DATASET EXTRACT:
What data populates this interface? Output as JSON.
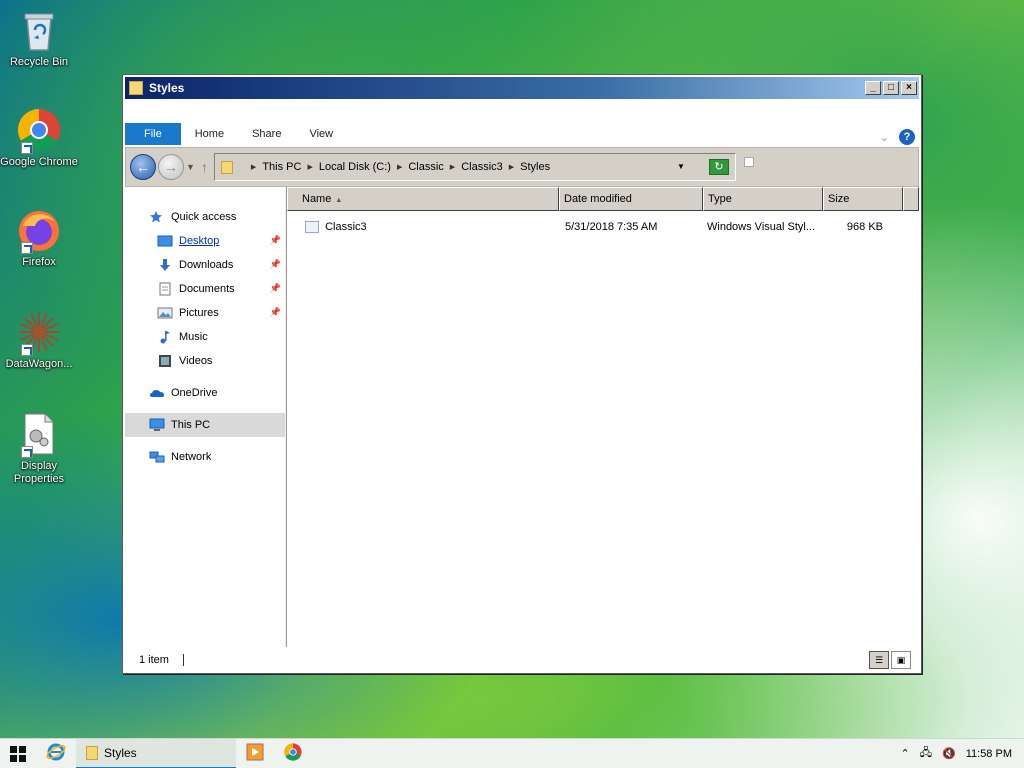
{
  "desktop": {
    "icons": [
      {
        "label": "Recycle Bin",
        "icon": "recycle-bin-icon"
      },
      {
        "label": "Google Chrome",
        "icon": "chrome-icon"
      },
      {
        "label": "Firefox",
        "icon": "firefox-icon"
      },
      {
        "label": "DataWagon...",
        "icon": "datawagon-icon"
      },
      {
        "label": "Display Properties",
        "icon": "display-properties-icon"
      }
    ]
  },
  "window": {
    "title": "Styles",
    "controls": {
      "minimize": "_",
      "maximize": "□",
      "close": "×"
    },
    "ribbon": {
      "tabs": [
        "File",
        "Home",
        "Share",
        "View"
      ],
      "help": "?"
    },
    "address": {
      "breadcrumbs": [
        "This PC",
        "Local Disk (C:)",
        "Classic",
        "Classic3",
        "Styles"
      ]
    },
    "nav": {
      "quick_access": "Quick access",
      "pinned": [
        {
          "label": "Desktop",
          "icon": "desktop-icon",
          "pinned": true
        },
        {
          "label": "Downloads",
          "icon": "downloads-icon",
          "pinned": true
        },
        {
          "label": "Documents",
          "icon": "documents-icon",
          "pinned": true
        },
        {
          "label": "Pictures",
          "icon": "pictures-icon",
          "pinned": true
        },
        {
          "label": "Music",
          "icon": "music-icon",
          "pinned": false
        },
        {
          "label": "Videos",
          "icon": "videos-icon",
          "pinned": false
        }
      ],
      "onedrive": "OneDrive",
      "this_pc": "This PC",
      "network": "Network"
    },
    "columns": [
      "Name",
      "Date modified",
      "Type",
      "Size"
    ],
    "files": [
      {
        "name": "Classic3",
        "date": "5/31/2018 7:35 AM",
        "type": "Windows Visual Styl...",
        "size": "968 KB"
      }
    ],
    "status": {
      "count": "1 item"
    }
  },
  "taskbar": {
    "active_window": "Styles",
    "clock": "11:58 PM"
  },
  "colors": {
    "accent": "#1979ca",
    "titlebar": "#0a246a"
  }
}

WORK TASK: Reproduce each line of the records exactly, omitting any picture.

WORKED SOLUTION:
What data populates this interface? Output as JSON.
{
  "desktop": {
    "icons": [
      {
        "label": "Recycle Bin",
        "icon": "recycle-bin-icon"
      },
      {
        "label": "Google Chrome",
        "icon": "chrome-icon"
      },
      {
        "label": "Firefox",
        "icon": "firefox-icon"
      },
      {
        "label": "DataWagon...",
        "icon": "datawagon-icon"
      },
      {
        "label": "Display Properties",
        "icon": "display-properties-icon"
      }
    ]
  },
  "window": {
    "title": "Styles",
    "controls": {
      "minimize": "_",
      "maximize": "□",
      "close": "×"
    },
    "ribbon": {
      "tabs": [
        "File",
        "Home",
        "Share",
        "View"
      ],
      "help": "?"
    },
    "address": {
      "breadcrumbs": [
        "This PC",
        "Local Disk (C:)",
        "Classic",
        "Classic3",
        "Styles"
      ]
    },
    "nav": {
      "quick_access": "Quick access",
      "pinned": [
        {
          "label": "Desktop",
          "icon": "desktop-icon",
          "pinned": true
        },
        {
          "label": "Downloads",
          "icon": "downloads-icon",
          "pinned": true
        },
        {
          "label": "Documents",
          "icon": "documents-icon",
          "pinned": true
        },
        {
          "label": "Pictures",
          "icon": "pictures-icon",
          "pinned": true
        },
        {
          "label": "Music",
          "icon": "music-icon",
          "pinned": false
        },
        {
          "label": "Videos",
          "icon": "videos-icon",
          "pinned": false
        }
      ],
      "onedrive": "OneDrive",
      "this_pc": "This PC",
      "network": "Network"
    },
    "columns": [
      "Name",
      "Date modified",
      "Type",
      "Size"
    ],
    "files": [
      {
        "name": "Classic3",
        "date": "5/31/2018 7:35 AM",
        "type": "Windows Visual Styl...",
        "size": "968 KB"
      }
    ],
    "status": {
      "count": "1 item"
    }
  },
  "taskbar": {
    "active_window": "Styles",
    "clock": "11:58 PM"
  },
  "colors": {
    "accent": "#1979ca",
    "titlebar": "#0a246a"
  }
}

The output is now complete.